She trained in community cultural development, which starts with the support of local community cultures as a critical aspect of belonging and identity, working in cultural spaces that are increasingly globalised and commoditised as an act of resistance against essentialism and universalism (as defined by The University of Queensland). From there she has traversed the world of climate activism and landed in this place with her hands in the earth but always, always thinking ahead to future generations and the work she can do to build a better world.

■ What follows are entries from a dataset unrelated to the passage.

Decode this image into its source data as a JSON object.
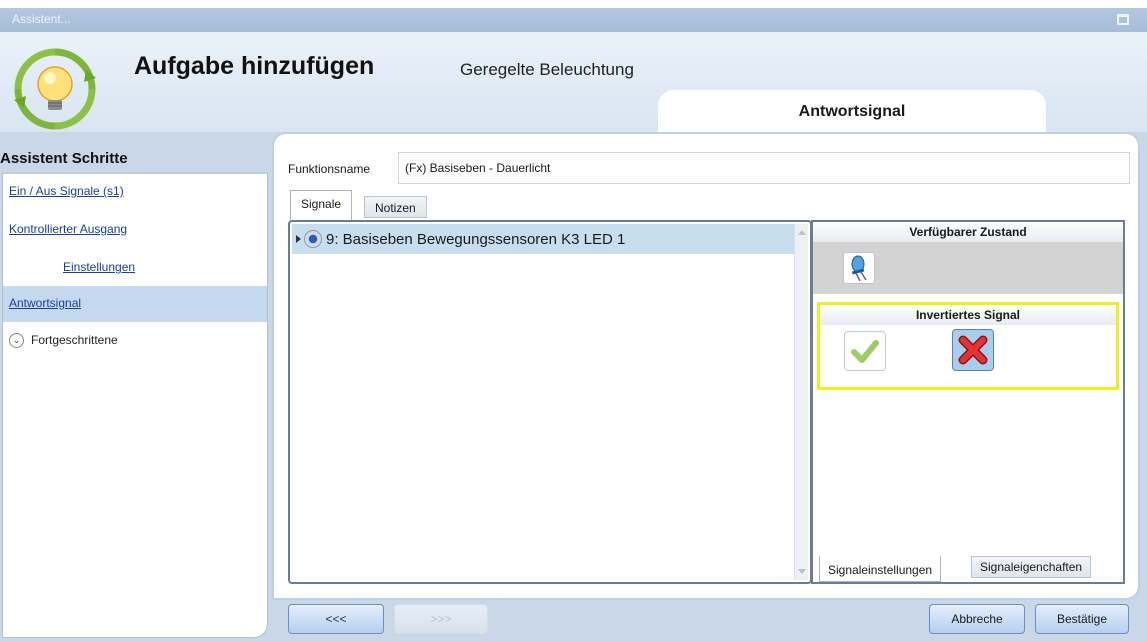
{
  "window": {
    "title": "Assistent..."
  },
  "header": {
    "title": "Aufgabe hinzufügen",
    "subtitle": "Geregelte Beleuchtung",
    "current_step": "Antwortsignal"
  },
  "sidebar": {
    "heading": "Assistent Schritte",
    "items": [
      {
        "label": "Ein / Aus Signale (s1)"
      },
      {
        "label": "Kontrollierter Ausgang"
      },
      {
        "label": "Einstellungen"
      },
      {
        "label": "Antwortsignal"
      },
      {
        "label": "Fortgeschrittene"
      }
    ]
  },
  "main": {
    "function_name_label": "Funktionsname",
    "function_name_value": "(Fx) Basiseben - Dauerlicht",
    "tabs": [
      {
        "label": "Signale"
      },
      {
        "label": "Notizen"
      }
    ],
    "signals": [
      {
        "label": "9: Basiseben Bewegungssensoren K3 LED 1"
      }
    ]
  },
  "right_panel": {
    "available_state_title": "Verfügbarer Zustand",
    "inverted_signal_title": "Invertiertes Signal",
    "tabs": [
      {
        "label": "Signaleinstellungen"
      },
      {
        "label": "Signaleigenchaften"
      }
    ]
  },
  "footer": {
    "prev_label": "<<<",
    "next_label": ">>>",
    "cancel_label": "Abbreche",
    "confirm_label": "Bestätige"
  },
  "colors": {
    "highlight": "#f2ee1a",
    "selection": "#c6deee",
    "link": "#1a3fa0"
  },
  "icons": [
    "lightbulb-logo-icon",
    "maximize-icon",
    "chevron-down-icon",
    "expand-arrow-icon",
    "sensor-icon",
    "led-icon",
    "check-icon",
    "x-icon"
  ]
}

Hannah believes we are all inherently creative and that it’s okay, indeed encouraged, to have a crack even though you may not be the world’s best. I consider the concept of artistry often and inherent ability versus training in your craft. Is it really the case that we are all creative in some way and if we spend our ten thousand hours practising or honing our skills, we will become masters? Malcolm Gladwell popularised the notion of the 10,000-hour rule in his book, Outliers, but argues that the concept has been simplified by critics somewhat.

‘No one succeeds at a high level without innate talent, I wrote: “achievement is talent plus preparation.” But the ten-thousand-hour research reminds us that “the closer psychologists look at the careers of the gifted, the smaller the role innate talent seems to play and the bigger the role preparation seems to play.” In cognitively demanding fields, there are no naturals. Nobody walks into an operating room, straight out of a surgical rotation, and does world-class neurosurgery. And second—and more crucially for the theme of Outliers—the amount of practice necessary for exceptional performance is so extensive that people who end up on top need help. They invariably have access to lucky breaks or privileges or conditions that make all those years of practice possible.’ (‘Complexity and the Ten-Thousand-Hour Rule’, The New Yorker, 21 August 2013 LINK)

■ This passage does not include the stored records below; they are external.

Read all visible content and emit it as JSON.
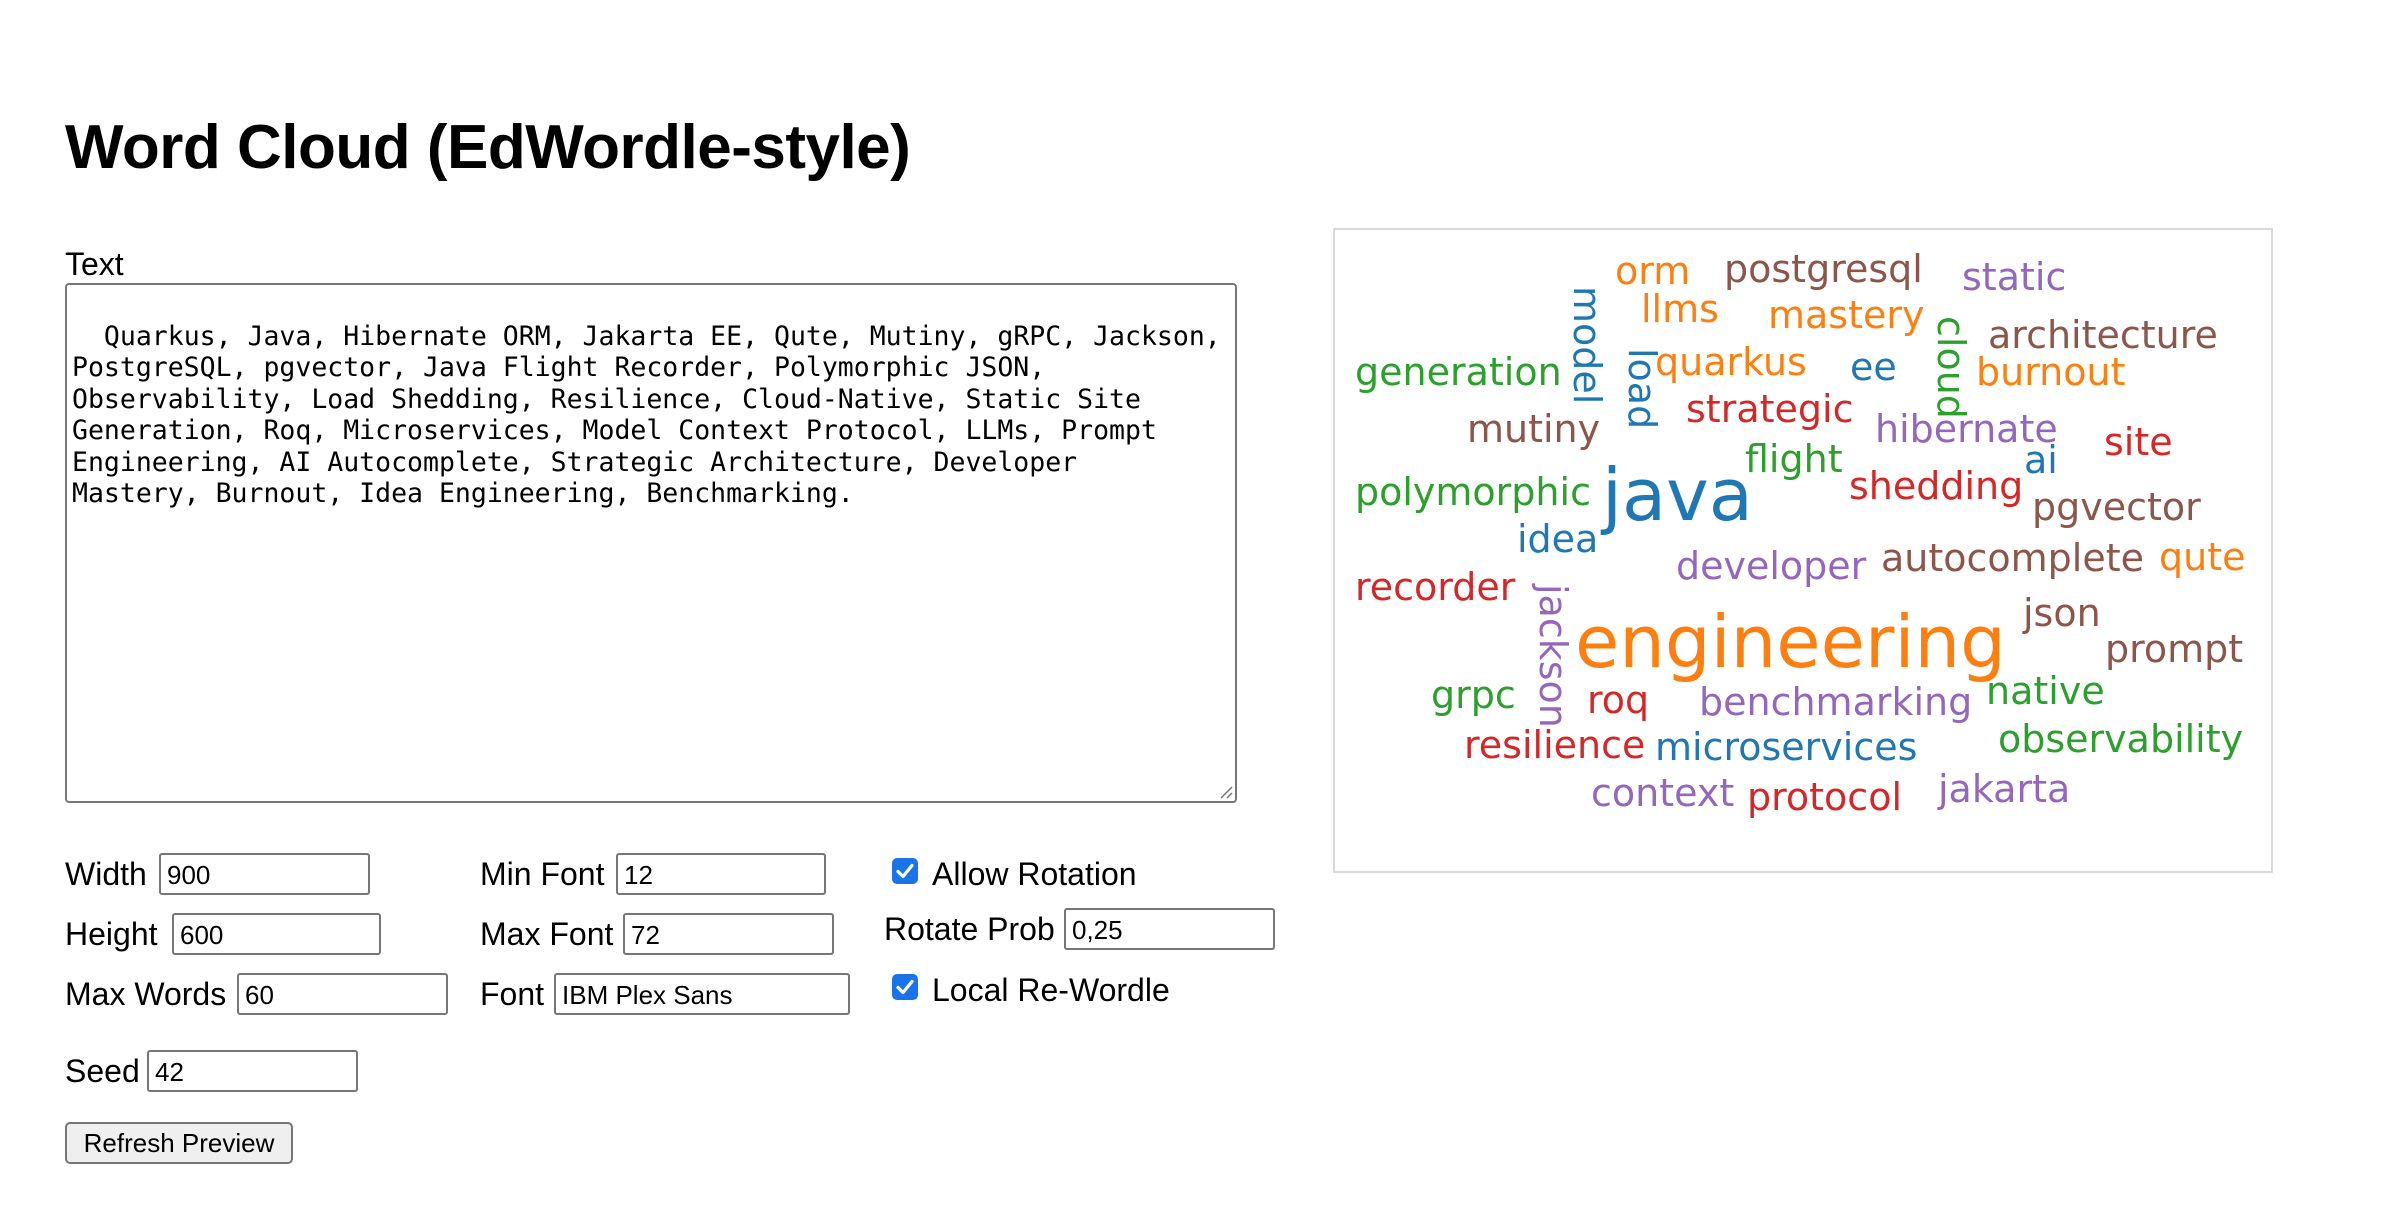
{
  "page": {
    "title": "Word Cloud (EdWordle-style)"
  },
  "editor": {
    "label": "Text",
    "value": "Quarkus, Java, Hibernate ORM, Jakarta EE, Qute, Mutiny, gRPC, Jackson,\nPostgreSQL, pgvector, Java Flight Recorder, Polymorphic JSON,\nObservability, Load Shedding, Resilience, Cloud-Native, Static Site\nGeneration, Roq, Microservices, Model Context Protocol, LLMs, Prompt\nEngineering, AI Autocomplete, Strategic Architecture, Developer\nMastery, Burnout, Idea Engineering, Benchmarking."
  },
  "settings": {
    "width": {
      "label": "Width",
      "value": "900"
    },
    "height": {
      "label": "Height",
      "value": "600"
    },
    "max_words": {
      "label": "Max Words",
      "value": "60"
    },
    "min_font": {
      "label": "Min Font",
      "value": "12"
    },
    "max_font": {
      "label": "Max Font",
      "value": "72"
    },
    "font": {
      "label": "Font",
      "value": "IBM Plex Sans"
    },
    "allow_rotation": {
      "label": "Allow Rotation",
      "checked": true
    },
    "rotate_prob": {
      "label": "Rotate Prob",
      "value": "0,25"
    },
    "local_rewordle": {
      "label": "Local Re-Wordle",
      "checked": true
    },
    "seed": {
      "label": "Seed",
      "value": "42"
    }
  },
  "actions": {
    "refresh_label": "Refresh Preview"
  },
  "cloud": {
    "colors": {
      "blue": "#1f77b4",
      "orange": "#ff7f0e",
      "green": "#2ca02c",
      "red": "#d62728",
      "purple": "#9467bd",
      "brown": "#8c564b"
    },
    "words": [
      "orm",
      "postgresql",
      "static",
      "model",
      "llms",
      "mastery",
      "cloud",
      "architecture",
      "load",
      "quarkus",
      "ee",
      "generation",
      "burnout",
      "strategic",
      "mutiny",
      "hibernate",
      "flight",
      "ai",
      "site",
      "polymorphic",
      "java",
      "shedding",
      "pgvector",
      "idea",
      "developer",
      "autocomplete",
      "qute",
      "recorder",
      "jackson",
      "json",
      "engineering",
      "prompt",
      "grpc",
      "roq",
      "benchmarking",
      "native",
      "observability",
      "resilience",
      "microservices",
      "context",
      "protocol",
      "jakarta"
    ]
  }
}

What I love about Hannah is that she brings all of her training and life experience to her work, and in the process reminds us that we too can bring about change in ourselves and the world around us. We are working alongside Hannah to create a joyful experience of collective activism for the next Ten Days on the Island – there will be stories, singing and most definitely disco. You can hear more about her and what inspires her on our inaugural Starter for Ten podcast. Follow her journey as Hannah breaks out her inner artist for our 2025 Festival; we can’t wait to see what she dreams up for all of us.

Marnie Karmelita
Artistic Director


Additional reading list:

Hannah Moloney, The Good Life: How to Grow A Better World, Affirm Press (2021) LINK

Hannah Moloney, Good Life Growing: How to Grow Fruit and Veg Anywhere in Australia, Affirm Press (2023) LINK

Roman Krznaric, The Good Ancestor: How to Think Long Term in a Short-Term World, WH Allen (2021) LINK

Malcolm Gladwell, Outliers: The Story of Success, Penguin Press (2017) LINK

Photo: Natalie Mendham
Design Partner: Futago